Journal Entry – Friday June 1st 1917

Yesterday we got farther up for the first time into a chair, it was not very successful as he found the position uncomfortable so today we bought in the sofa & he lay on that, and afterwards he went back into his own big bed & was much happier, free from pain. Yesterday we had a letter from aunt Sophie describing the air raid. Gen Smuts* has made a fine speech in which he says that the whole character of the war has been changed by the Russian Revolution & the coming in of America. It is now no longer...

Journal Entry – Monday May 28th 1917

A letter came yesterday from the Red Cross enquiry office. In it was a statement by Private Loder of the fifth Dorsets who was with Bob on January 11, to the effect that he saw Bob fall during the attack & he went on to say that a friend of his lance Cpl Parsey said he saw him dead. Now all this D & I don’t believe, as the Private’s do make up such tales. However I have written to the adjutant of the regiment to ask him what he thinks about it. We must try & keep this away...

Journal Entry – Saturday May 26th 1917

Very warm day, thundery in evening. Father is getting on slowly, but has more pain & this afternoon it was extra bad. Mr Bush came to see him, which cheered him up & helped him to forget it. We heard yesterday that Mary has measles. Lloyd George in the house yesterday made a cheery speech in which he said that the number of ships sunk this month was fewer than those sunk in April, & that we hoped through the help of America to overcome the submarine danger. This coincides with something that cousin Addy wrote & told us of...

Journal Entry – Sunday May 20th 1917

A lovely warm day. Father continues to improve, but it is weary work for him. It is such a pity he cannot get out & see the apple blossom stop never has it been so wonderful. Not only our orchard, but all the orchards around about are one sheet of blossom. The azaleas to our full of bloom & everything glorious & beauteous, a joy after all the long cold winter & spring. The submarines are doing a great deal of damage, sinking numbers of ships consequently our food supply is running short. We do not feel it here, but...

Journal Entry – Thursday May 17th 1917

Ascension Day A cold grey day. Service at eight, Mr Moore brought the sacrament over to father and gave it him in his room, doing this in the middle of the service. The doctorate’s visit said that father is now out of danger, so we hope now that all will go well. Mary went back to London on Tuesday stop At 730 we had Evensong. The choir sang the Rosy Sequence. It is quite the most beautiful hymn ever written both as regards the words & music.

Journal Entry – Sunday May 13th 1917

A terrible, an awful thing happened on Monday evening. Father was standing outside the boiling house talking to Eli with his gun under his arm when it slipped & fell to the ground & went off the charge entering his left foot. I was weeding the border by the front door when it happened. Beatrice came running to me with the news of the accident, I went & found him lying on the ground. Ballsdon Eli & Lane got a door & we put him on it & carried him in and got him to bed & I tied up...

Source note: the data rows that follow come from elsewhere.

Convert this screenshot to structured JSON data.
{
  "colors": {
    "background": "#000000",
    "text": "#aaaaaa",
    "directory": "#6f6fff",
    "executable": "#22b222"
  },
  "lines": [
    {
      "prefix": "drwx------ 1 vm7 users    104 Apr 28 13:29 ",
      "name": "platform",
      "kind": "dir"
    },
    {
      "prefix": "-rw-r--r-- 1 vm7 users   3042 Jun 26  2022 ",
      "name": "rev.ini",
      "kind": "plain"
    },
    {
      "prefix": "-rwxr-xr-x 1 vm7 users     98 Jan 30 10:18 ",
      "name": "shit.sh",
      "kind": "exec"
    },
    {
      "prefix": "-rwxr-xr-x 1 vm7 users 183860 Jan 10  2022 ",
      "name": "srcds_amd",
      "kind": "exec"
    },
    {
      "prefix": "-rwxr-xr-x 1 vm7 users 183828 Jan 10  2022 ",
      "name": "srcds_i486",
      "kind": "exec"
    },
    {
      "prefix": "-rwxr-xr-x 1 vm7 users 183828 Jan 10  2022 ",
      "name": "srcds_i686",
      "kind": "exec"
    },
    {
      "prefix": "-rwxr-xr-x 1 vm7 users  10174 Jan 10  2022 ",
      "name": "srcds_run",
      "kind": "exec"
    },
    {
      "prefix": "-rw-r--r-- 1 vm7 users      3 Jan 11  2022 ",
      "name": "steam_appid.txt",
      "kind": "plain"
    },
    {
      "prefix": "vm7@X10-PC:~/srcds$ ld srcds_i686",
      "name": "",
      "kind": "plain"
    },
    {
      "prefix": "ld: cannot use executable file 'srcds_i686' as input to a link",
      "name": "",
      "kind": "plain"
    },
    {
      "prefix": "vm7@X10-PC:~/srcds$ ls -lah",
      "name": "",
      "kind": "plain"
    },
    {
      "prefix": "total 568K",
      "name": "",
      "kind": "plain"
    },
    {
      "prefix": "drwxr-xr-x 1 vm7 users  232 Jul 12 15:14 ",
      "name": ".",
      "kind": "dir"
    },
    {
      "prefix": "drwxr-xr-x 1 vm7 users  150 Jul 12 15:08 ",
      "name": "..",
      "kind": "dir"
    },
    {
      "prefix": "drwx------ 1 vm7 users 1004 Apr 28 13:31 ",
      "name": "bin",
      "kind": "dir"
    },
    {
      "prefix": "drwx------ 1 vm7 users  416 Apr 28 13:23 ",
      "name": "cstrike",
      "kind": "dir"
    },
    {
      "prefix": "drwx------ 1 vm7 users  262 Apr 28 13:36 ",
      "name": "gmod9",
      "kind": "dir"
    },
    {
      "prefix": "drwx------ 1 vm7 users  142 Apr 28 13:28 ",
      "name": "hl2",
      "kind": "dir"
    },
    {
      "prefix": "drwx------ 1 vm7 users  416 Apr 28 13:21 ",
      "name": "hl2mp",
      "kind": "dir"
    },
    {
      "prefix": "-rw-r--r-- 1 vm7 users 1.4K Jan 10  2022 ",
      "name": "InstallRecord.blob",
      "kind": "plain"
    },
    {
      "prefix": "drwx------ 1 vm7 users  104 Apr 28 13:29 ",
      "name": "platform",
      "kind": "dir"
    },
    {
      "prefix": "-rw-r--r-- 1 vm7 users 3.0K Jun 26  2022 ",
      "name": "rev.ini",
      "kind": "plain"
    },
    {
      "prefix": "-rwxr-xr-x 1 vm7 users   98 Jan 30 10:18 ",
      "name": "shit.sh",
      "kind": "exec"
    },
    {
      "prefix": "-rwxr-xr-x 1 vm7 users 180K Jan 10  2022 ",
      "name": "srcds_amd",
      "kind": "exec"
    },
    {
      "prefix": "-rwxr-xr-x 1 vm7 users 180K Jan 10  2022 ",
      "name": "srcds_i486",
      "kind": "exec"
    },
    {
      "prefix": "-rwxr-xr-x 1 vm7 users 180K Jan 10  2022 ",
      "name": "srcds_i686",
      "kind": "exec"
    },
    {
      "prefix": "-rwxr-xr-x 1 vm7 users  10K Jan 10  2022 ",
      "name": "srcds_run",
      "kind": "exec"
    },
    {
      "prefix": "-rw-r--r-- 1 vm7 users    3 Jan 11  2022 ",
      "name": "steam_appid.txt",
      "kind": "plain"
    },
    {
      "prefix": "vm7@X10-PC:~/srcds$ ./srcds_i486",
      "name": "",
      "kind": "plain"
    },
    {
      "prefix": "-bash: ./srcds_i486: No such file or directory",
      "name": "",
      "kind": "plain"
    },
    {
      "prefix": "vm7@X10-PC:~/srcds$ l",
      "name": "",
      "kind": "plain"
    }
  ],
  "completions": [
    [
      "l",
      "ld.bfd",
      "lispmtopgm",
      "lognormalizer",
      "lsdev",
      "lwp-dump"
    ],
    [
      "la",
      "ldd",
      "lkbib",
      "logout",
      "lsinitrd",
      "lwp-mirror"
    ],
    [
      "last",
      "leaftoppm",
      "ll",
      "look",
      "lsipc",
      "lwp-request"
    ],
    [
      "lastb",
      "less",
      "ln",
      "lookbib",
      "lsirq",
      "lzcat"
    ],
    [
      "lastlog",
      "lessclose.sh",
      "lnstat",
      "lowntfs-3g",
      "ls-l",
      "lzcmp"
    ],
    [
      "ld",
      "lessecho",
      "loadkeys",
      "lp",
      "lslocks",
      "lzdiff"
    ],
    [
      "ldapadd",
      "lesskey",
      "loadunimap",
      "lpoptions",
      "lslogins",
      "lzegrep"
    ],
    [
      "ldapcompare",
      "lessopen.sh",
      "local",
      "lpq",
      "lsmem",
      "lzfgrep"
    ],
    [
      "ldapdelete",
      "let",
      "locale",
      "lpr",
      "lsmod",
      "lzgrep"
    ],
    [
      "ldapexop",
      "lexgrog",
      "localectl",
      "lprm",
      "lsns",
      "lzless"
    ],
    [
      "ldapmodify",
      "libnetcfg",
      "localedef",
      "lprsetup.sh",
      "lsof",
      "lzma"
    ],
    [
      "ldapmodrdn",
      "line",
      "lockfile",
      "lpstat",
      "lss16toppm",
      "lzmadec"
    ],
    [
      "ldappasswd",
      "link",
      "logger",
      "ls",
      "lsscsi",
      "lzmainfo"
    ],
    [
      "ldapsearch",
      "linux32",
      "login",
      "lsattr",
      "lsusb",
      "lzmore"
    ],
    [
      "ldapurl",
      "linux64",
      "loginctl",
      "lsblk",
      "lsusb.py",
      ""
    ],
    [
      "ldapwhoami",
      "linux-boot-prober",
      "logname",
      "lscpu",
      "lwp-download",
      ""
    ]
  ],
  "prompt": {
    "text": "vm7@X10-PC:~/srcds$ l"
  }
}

Journal Entry – Sunday May 6th 1917

On Thursday I went up to Exeter with Nicholas & dispatched him to school. A great responsibility gone, I stayed a couple of nights in Exeter, & met various old friends. On Friday I had tea at Delles with Tindall, Briggs, Alexandre, & Paramore. Came home on Sat. The fighting on the Western front is intense Mildred Hillyard’s husband, Capt Bradford has been drowned. He was on his way home from Nigeria, & when near England the ship was torpedoed, he & some other passengers got into a boat which was upset, all were lost.

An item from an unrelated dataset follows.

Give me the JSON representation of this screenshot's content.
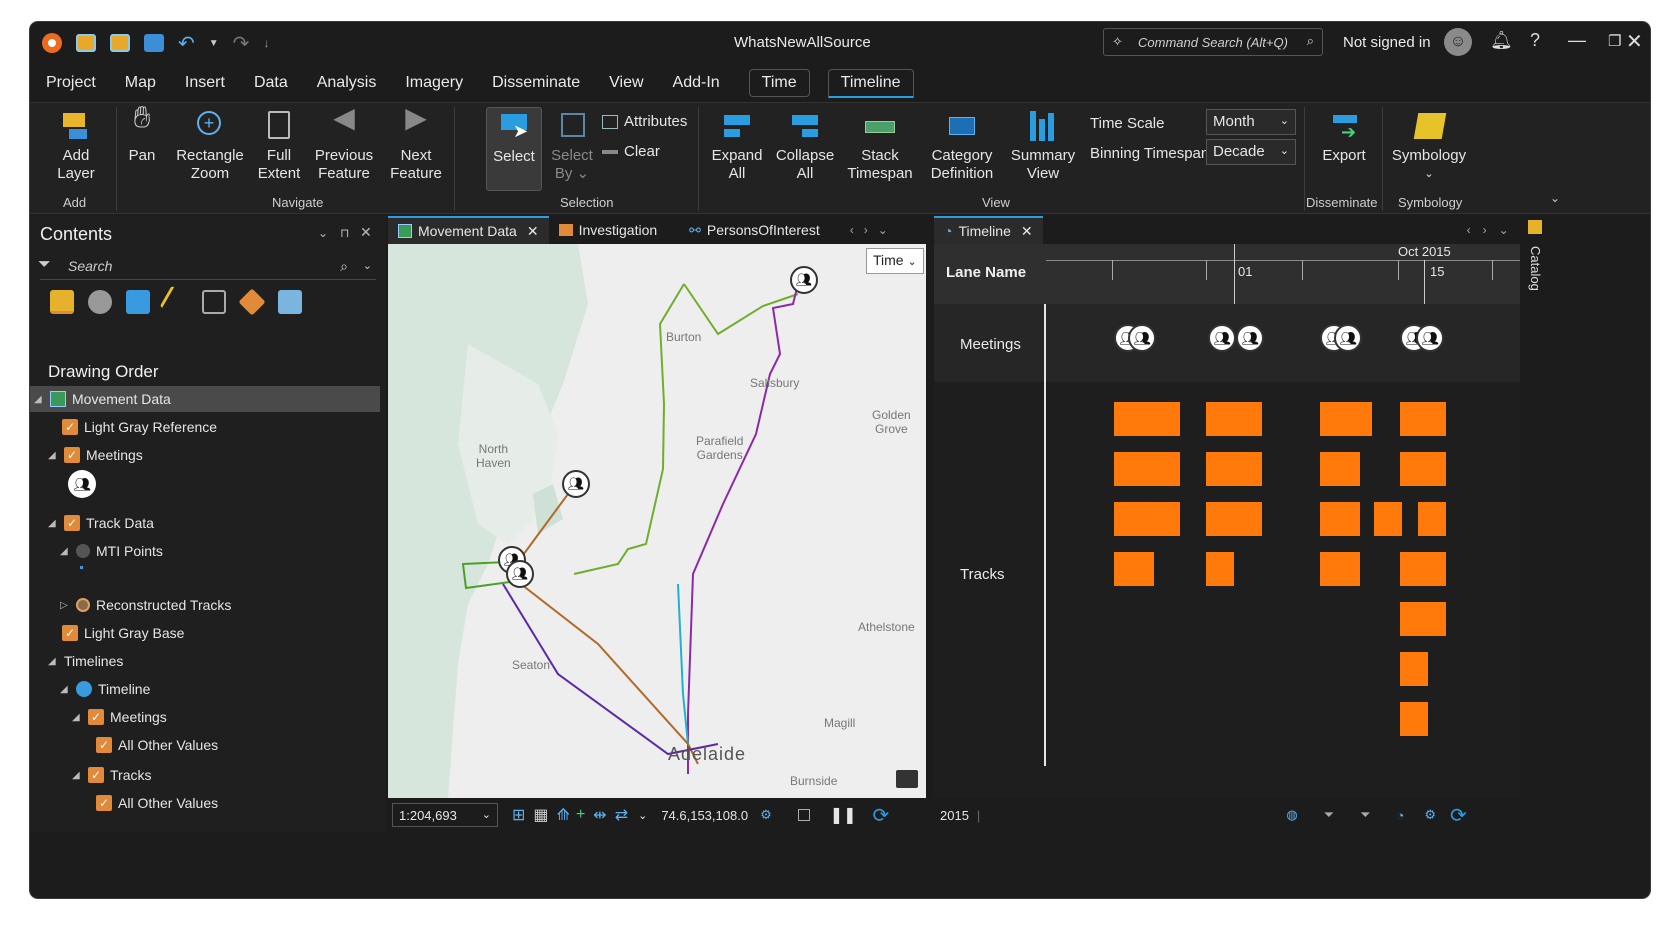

Journal Entry – Wednesday May 2nd 1917

Lovely day, really hot, but still very few trees in leaf. This afternoon Charlotte May Shaw, D & I went into North Park Wood, & had our team there, we made the donkey carry all the things on his back. It was very lovely & peaceful down there, the anemones were out, & the Larch just in leaf. The food question is getting more serious every day, the Germans are determined to starve us out their U boats are busy sinking ships of all nationalities within a limited zone around the British Isles. Every day appeals are issued urging people...

Journal Entry – Sunday April 29th 1917

A whole week of perfect weather. Bright sun, but still not really hot, as the wind is cold. Mary Shaw came here on Thursday. Mr Franchelian went away that day. His ship was supposed to sale in the afternoon from Plymouth for Mombasa, via Cape Town. We hope he will have time to see Agnes on the way. I had the letter affixed to this page on Wednesday, from Mrs Collinson. It is a wonderful example of unselfish bravery, in its there is no word of herself or her sorrow, truly the world is full of beautiful characters. On Friday...

Journal Entry – Thursday April 19th 1917

George Collinson has been killed in an aeroplane accident in Scotland. He was buried yesterday morning in Mary Stowe churchyard. Father Dorothea & I went over to the service. Mrs Collinson we hear is wonderfully brave, but it is a terrible blow to her, as he was all she lived for, & he was such a nice boy & good son. The fighting in France is now terrific. The French have begun their attack & taken 17,000 prisoners & many guns, our army is also taking many prisoners, & making furious attacks on the enemy. It really seems now as...

Journal Entry – Sunday April 15th 1917

The Winter has returned again. Last week we had snow most days & a few blizzards & thunderstorms thrown in, & an icy wind. It is too depressing for words. Mary came home on Thursday in holy week & stayed until Monday. Even appeared on Monday. He is going to France to work in canteens. We had a fine Easter morning, but later in the day the good old hail etc returned. America has now declared war & on Easter Monday we began our big push & have gone forward & taken many prisoners & gains etc. The news is...

Journal Entry – Wednesday April 4th 1917

Winter back again. All last week the wind was bitter & on Thursday morning there was snow. Every day since it has snowed & on Monday, Tuesday extra special line in snowstorms, with high wind. Father has had a very nasty cold, being on the for more than a week & children also have colds. Yesterday I went to Exeter to meet Nicholas, had a perilous journey to the station, the snow balled in the Abbots hoofs, Wilcox had to lead him down the steep hill. At Exeter had only two hours. Went to Number One hospital, saw Bert Clogg....

Journal Entry – Monday March 26th 1917

Brightest day, but bitter wind. The children & I went to Yeomans Mill to take Mr Neale & his nephew cards about National Service. Mr Neale told me a wonderful tale that he had heard from the morning postman, namely that 30,000 Germans had landed in England, & that all the soldiers on leave had been recalled on Saturday & that six express trains had gone up from the West during the weekend full of men returning from leave. It was a fine tale but the very unreliable source may be doubted. Anyhow it made father used at teatime. We...

Journal Entry – Sunday March 25th 1917

Another fine day. We were excited this morning at seeing 21 pheasants in the field by the lawn. Elizabeth & Philippa were very interested. In the afternoon went down to Yalford to inquire for Nora Guscott who is very ill. The revolution in Russia is a big thing. The Emperor and Empress are prisoners. Our if only Germany would follow suit & pop the Kaiser & his sons into a prison, perhaps the war would cease. Am reading Wells’ new book, “War & the future.” In it he states that the development of the tanks will be perhaps the means...